The characteristics I am identifying in this triumvirate (Steely Dan, Style Council, Mascot’s distance) — which to some people might sound like a triumvirate of Paris (yes), New York (yes) and Muswellbrook (huh?) is a synthesis of jazzy, poppy melody hooks with lyrics like acid-etched fingernails across the blackboard of the brain. Never without humor, but always with a glittering glimpse of the darker side of apple-pie and picket-fence America. The use of sweet chords and rhythms combined with bitter lyrics, a hallmark of Steely Dan and Style Council, is a pervasive thread in the efforts of Mascot’s Distance. The USA, thought by many to be an irony-free zone, has once again been proven otherwise.
I write this on the occasion of Mascot Distance’s second release simply known as “The New EP”.
Mascot’s Distance is a three piece outfit from New York City led by songwriter/producer Jordon Rothstein (keys and vocals), Yutaka Uchida (drums and backing vocals) and Joe Burcaw (bass and backing vocals.
Talk Show Circuit is a rollicking ditty taking a swipe at that most evil of cultural phenomenon, the tell-all talk show. It starts with a keyboard intro reminiscent of the “music box” intro from King Harvest’s one and only hit, “Dancin’ in the Moonlight”. Jordon plays harmonica and fuses that skipping, breathy sound with keys.

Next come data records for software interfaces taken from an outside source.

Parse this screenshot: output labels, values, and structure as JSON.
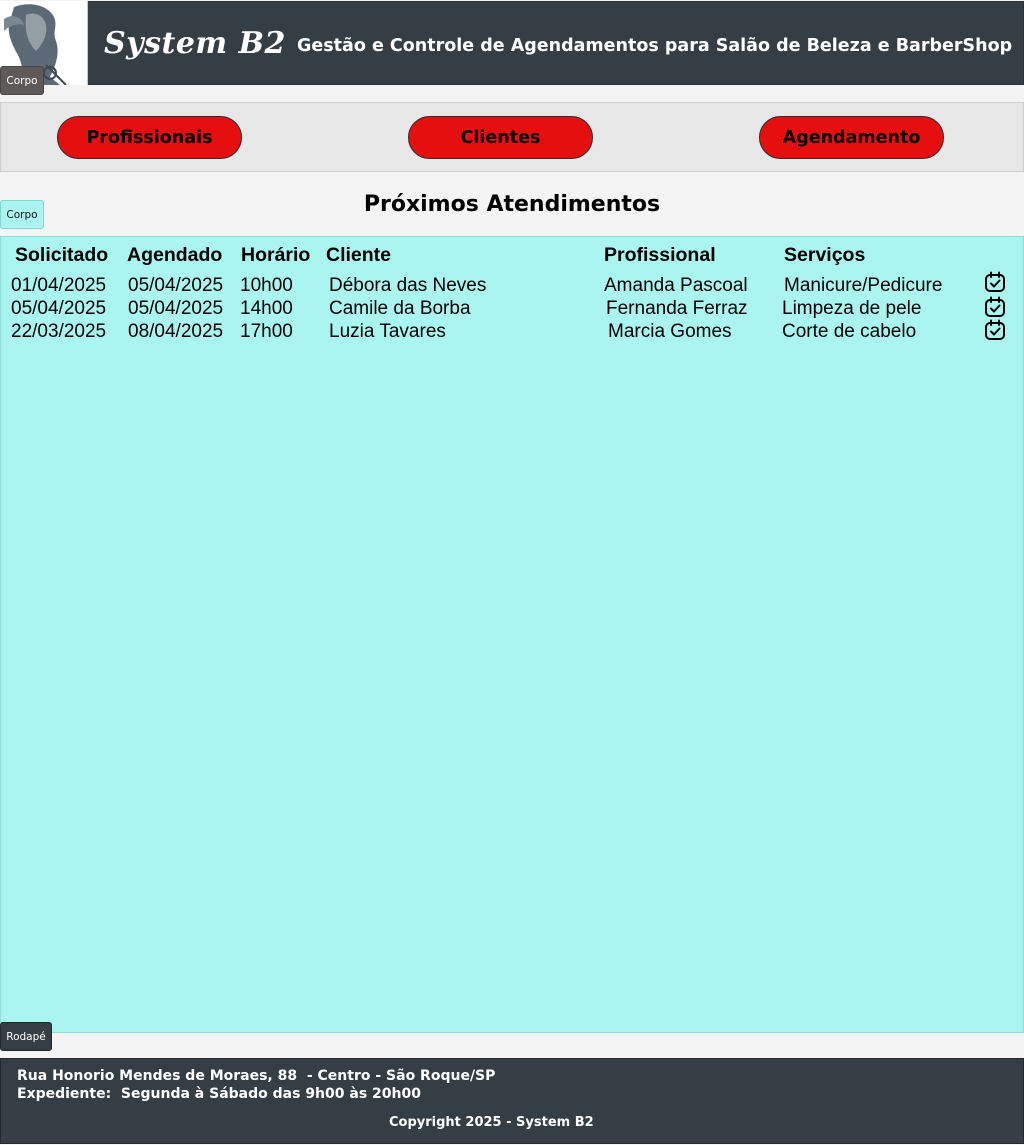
{
  "header": {
    "brand": "System B2",
    "tagline": "Gestão e Controle de Agendamentos para Salão de Beleza e BarberShop",
    "logo_icon": "salon-logo-icon",
    "tag_label": "Corpo"
  },
  "nav": {
    "buttons": [
      {
        "label": "Profissionais"
      },
      {
        "label": "Clientes"
      },
      {
        "label": "Agendamento"
      }
    ],
    "button_color": "#e60f10"
  },
  "body_tag": "Corpo",
  "section_title": "Próximos Atendimentos",
  "table": {
    "headers": {
      "solicitado": "Solicitado",
      "agendado": "Agendado",
      "horario": "Horário",
      "cliente": "Cliente",
      "profissional": "Profissional",
      "servicos": "Serviços"
    },
    "rows": [
      {
        "solicitado": "01/04/2025",
        "agendado": "05/04/2025",
        "horario": "10h00",
        "cliente": "Débora das Neves",
        "profissional": "Amanda Pascoal",
        "servico": "Manicure/Pedicure",
        "action_icon": "calendar-check-icon"
      },
      {
        "solicitado": "05/04/2025",
        "agendado": "05/04/2025",
        "horario": "14h00",
        "cliente": "Camile da Borba",
        "profissional": "Fernanda Ferraz",
        "servico": "Limpeza de pele",
        "action_icon": "calendar-check-icon"
      },
      {
        "solicitado": "22/03/2025",
        "agendado": "08/04/2025",
        "horario": "17h00",
        "cliente": "Luzia Tavares",
        "profissional": "Marcia Gomes",
        "servico": "Corte de cabelo",
        "action_icon": "calendar-check-icon"
      }
    ]
  },
  "footer": {
    "tag_label": "Rodapé",
    "address": "Rua Honorio Mendes de Moraes, 88  - Centro - São Roque/SP",
    "hours": "Expediente:  Segunda à Sábado das 9h00 às 20h00",
    "copyright": "Copyright 2025 - System B2"
  },
  "colors": {
    "header_bg": "#363e45",
    "panel_bg": "#abf5f0",
    "nav_bg": "#e8e7e8"
  }
}
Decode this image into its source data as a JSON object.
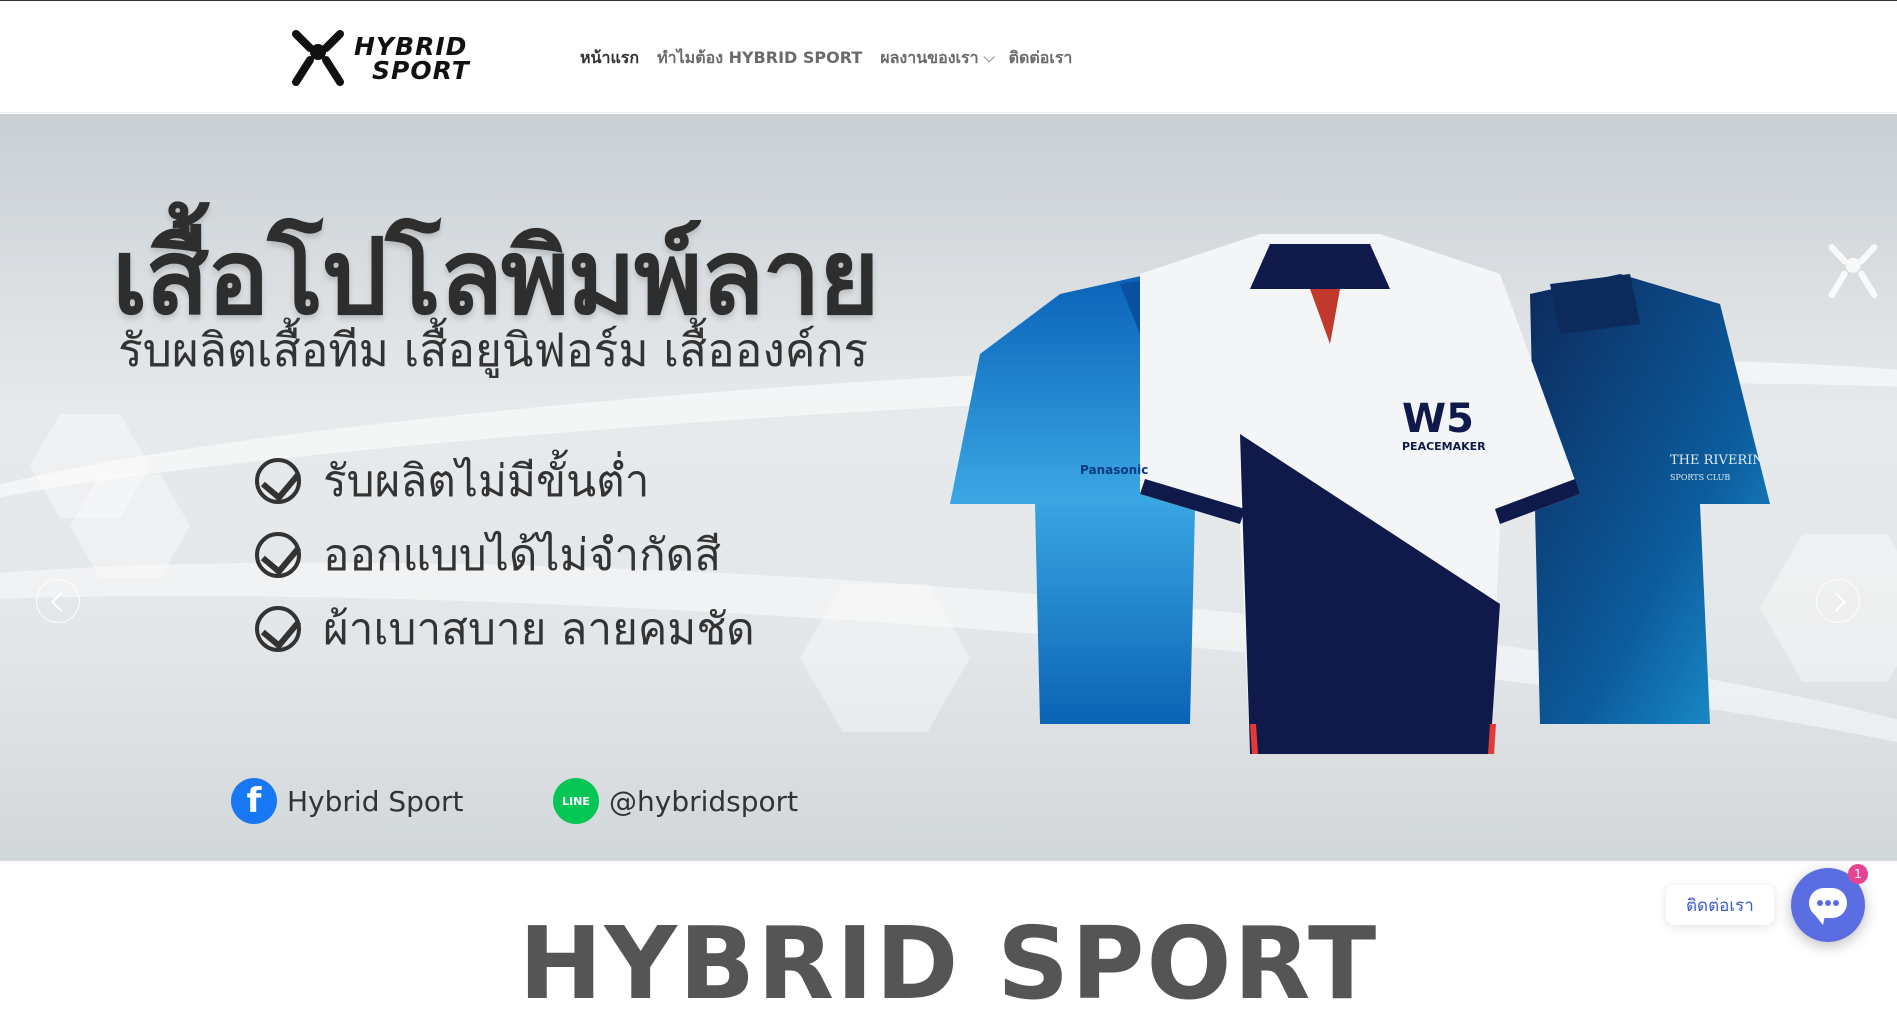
{
  "header": {
    "logo_line1": "HYBRID",
    "logo_line2": "SPORT",
    "nav": [
      {
        "label": "หน้าแรก"
      },
      {
        "label": "ทำไมต้อง HYBRID SPORT"
      },
      {
        "label": "ผลงานของเรา"
      },
      {
        "label": "ติดต่อเรา"
      }
    ]
  },
  "banner": {
    "title": "เสื้อโปโลพิมพ์ลาย",
    "subtitle": "รับผลิตเสื้อทีม เสื้อยูนิฟอร์ม เสื้อองค์กร",
    "features": [
      "รับผลิตไม่มีขั้นต่ำ",
      "ออกแบบได้ไม่จำกัดสี",
      "ผ้าเบาสบาย ลายคมชัด"
    ],
    "facebook_label": "Hybrid Sport",
    "line_label": "@hybridsport",
    "line_icon_text": "LINE",
    "shirt_left_brand": "Panasonic",
    "shirt_center_brand": "W5",
    "shirt_center_sub": "PEACEMAKER",
    "shirt_right_brand": "THE RIVERINE",
    "shirt_right_sub": "SPORTS CLUB",
    "active_slide": 2,
    "slide_count": 3
  },
  "section": {
    "title": "HYBRID SPORT"
  },
  "chat": {
    "label": "ติดต่อเรา",
    "badge": "1"
  },
  "colors": {
    "navy": "#0f1a4a",
    "blue": "#0a73c8",
    "facebook": "#1877f2",
    "line": "#06c755",
    "chat": "#5b6ee1"
  }
}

All Man’s Land has telling echoes of Donald Fagen’s 1950s “future” evoking those spandex (Brand X) jackets in IGY. Hammond XB2 organ through a rotating Leslie speaker, combines with bass and drums and piano somewhat reminiscent of Nicky Hopkins when he played with Quicksilver Messenger Service. The song is fashioned from one of those lazy, rising, spiralling progressions, seeming to climb higher and higher, giving it a strange, pervasive exuberance.
Chesterville, is more like the piano/vocal tunes featuring on the previous album, a full length CD just called Mascot’s Distance. The band comes in after the first verse, and the instrumentation builds. The bass resonates with a doubled vocal and a nice choir of ooh aah backing vocals.
Avenue B. There is a very strange idea in this Randy Newman-esque song with a hint of the circus morning weather” and proposes that if you were to spend time in the cellar during the week, relinquishing your weekday sunshine, you could get that stored sunshine on to the weekends. Quiet interludes of strange observations lead about it. Jordon sings: “saving up for weekend to thumping chordal choruses, filled with shimmering high hats. Hand claps start the song (gotta love hand claps).
All in all a very fine effort with much to recommend keeping a watch on this band for future offerings.